**DATA RECORDS:**
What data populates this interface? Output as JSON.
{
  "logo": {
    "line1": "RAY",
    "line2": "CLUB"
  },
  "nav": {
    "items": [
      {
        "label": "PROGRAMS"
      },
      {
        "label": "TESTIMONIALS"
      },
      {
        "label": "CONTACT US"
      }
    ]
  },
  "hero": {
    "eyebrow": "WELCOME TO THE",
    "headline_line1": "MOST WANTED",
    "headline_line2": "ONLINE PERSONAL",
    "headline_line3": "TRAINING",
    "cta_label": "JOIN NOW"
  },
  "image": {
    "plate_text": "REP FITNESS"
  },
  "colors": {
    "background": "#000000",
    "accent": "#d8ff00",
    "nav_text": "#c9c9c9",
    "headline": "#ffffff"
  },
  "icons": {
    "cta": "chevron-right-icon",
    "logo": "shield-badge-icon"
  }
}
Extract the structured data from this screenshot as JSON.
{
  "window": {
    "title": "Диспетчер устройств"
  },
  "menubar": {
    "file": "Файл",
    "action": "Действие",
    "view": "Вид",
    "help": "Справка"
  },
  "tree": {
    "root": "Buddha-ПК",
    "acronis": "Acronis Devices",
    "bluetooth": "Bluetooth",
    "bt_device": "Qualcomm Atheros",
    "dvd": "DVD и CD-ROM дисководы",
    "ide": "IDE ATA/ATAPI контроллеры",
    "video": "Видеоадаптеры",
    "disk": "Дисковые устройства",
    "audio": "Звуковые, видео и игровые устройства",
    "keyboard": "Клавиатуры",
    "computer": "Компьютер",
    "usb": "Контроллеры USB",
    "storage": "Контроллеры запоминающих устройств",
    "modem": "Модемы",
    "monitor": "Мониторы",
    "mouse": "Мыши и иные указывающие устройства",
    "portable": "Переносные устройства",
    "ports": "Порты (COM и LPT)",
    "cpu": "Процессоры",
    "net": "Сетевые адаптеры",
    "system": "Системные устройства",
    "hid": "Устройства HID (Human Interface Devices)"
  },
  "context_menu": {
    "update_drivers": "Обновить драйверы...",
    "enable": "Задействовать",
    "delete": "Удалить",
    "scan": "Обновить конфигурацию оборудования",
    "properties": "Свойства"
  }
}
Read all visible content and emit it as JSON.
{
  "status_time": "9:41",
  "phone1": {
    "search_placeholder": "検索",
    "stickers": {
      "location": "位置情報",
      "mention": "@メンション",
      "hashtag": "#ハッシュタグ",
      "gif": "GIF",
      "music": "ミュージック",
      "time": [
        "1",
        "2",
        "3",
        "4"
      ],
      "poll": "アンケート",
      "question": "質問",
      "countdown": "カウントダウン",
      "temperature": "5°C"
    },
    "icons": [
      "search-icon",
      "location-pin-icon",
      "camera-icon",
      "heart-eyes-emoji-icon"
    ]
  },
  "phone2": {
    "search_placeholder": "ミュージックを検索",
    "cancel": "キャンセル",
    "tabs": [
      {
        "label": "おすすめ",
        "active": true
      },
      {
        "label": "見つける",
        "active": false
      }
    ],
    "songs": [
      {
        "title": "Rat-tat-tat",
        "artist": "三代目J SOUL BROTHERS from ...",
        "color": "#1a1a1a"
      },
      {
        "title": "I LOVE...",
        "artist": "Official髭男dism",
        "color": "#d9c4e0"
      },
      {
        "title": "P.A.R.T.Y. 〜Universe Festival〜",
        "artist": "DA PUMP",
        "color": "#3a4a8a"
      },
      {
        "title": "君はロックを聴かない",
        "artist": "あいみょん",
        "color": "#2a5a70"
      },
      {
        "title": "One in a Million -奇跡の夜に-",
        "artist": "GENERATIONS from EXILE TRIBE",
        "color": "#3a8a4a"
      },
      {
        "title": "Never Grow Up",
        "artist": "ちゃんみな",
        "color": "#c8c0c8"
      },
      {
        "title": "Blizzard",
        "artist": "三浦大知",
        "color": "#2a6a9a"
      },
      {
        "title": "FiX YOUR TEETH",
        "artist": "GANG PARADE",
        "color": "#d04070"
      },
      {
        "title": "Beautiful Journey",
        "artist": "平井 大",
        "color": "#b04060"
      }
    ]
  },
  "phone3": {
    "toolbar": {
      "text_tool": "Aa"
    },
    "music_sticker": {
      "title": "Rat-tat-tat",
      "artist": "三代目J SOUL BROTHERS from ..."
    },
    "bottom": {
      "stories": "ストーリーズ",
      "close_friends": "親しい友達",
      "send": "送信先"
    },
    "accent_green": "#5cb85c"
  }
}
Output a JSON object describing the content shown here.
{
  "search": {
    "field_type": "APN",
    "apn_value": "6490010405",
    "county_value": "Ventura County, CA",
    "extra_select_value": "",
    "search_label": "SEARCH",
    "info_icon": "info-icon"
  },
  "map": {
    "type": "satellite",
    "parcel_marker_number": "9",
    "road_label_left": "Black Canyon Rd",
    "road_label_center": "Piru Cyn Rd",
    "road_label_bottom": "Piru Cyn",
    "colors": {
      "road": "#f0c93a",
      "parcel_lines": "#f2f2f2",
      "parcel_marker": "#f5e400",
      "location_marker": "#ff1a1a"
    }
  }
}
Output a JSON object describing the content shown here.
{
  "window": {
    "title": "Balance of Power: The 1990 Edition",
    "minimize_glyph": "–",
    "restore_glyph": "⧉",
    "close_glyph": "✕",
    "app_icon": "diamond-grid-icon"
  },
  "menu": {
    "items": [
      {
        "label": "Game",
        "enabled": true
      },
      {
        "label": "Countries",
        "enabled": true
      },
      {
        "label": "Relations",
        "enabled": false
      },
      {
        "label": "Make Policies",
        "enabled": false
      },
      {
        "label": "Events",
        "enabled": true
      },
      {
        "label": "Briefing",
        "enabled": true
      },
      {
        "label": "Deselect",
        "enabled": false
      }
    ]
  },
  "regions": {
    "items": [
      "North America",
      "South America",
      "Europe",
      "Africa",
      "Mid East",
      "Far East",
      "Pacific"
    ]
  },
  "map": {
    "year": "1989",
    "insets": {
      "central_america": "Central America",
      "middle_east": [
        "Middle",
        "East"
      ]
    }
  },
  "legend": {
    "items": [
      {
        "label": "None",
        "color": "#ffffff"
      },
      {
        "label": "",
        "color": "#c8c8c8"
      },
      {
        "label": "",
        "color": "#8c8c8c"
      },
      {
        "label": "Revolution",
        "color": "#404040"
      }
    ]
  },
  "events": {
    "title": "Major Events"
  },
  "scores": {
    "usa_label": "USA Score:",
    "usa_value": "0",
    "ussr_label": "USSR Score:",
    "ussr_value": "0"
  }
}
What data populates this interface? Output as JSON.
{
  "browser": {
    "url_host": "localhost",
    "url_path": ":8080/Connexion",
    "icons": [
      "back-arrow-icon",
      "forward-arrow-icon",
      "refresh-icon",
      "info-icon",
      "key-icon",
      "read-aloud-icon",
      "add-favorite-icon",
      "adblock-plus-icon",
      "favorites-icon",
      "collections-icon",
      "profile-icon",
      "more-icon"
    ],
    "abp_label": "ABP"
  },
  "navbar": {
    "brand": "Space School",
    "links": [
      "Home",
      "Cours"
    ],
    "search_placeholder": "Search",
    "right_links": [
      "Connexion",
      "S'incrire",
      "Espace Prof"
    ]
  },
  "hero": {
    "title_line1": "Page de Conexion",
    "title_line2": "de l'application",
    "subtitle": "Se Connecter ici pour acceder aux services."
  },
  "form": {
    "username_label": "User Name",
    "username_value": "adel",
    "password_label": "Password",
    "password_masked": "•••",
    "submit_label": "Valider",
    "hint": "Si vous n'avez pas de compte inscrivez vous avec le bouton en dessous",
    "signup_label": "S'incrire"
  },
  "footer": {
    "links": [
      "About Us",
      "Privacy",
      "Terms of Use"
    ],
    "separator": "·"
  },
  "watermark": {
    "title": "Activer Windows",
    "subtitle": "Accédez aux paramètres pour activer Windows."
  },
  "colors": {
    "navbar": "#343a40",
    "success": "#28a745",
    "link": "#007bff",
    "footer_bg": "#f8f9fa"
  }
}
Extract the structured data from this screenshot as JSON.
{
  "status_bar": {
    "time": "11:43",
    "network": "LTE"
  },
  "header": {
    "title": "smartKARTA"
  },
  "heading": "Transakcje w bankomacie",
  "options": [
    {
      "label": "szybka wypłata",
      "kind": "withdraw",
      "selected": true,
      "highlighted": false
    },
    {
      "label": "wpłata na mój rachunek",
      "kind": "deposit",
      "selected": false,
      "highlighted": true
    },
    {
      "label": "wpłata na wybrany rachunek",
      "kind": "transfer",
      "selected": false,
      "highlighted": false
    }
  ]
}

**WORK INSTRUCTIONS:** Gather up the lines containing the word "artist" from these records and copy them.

**WRITTEN ANSWER:**
        "artist": "三代目J SOUL BROTHERS from ...",
        "artist": "Official髭男dism",
        "artist": "DA PUMP",
        "artist": "あいみょん",
        "artist": "GENERATIONS from EXILE TRIBE",
        "artist": "ちゃんみな",
        "artist": "三浦大知",
        "artist": "GANG PARADE",
        "artist": "平井 大",
      "artist": "三代目J SOUL BROTHERS from ..."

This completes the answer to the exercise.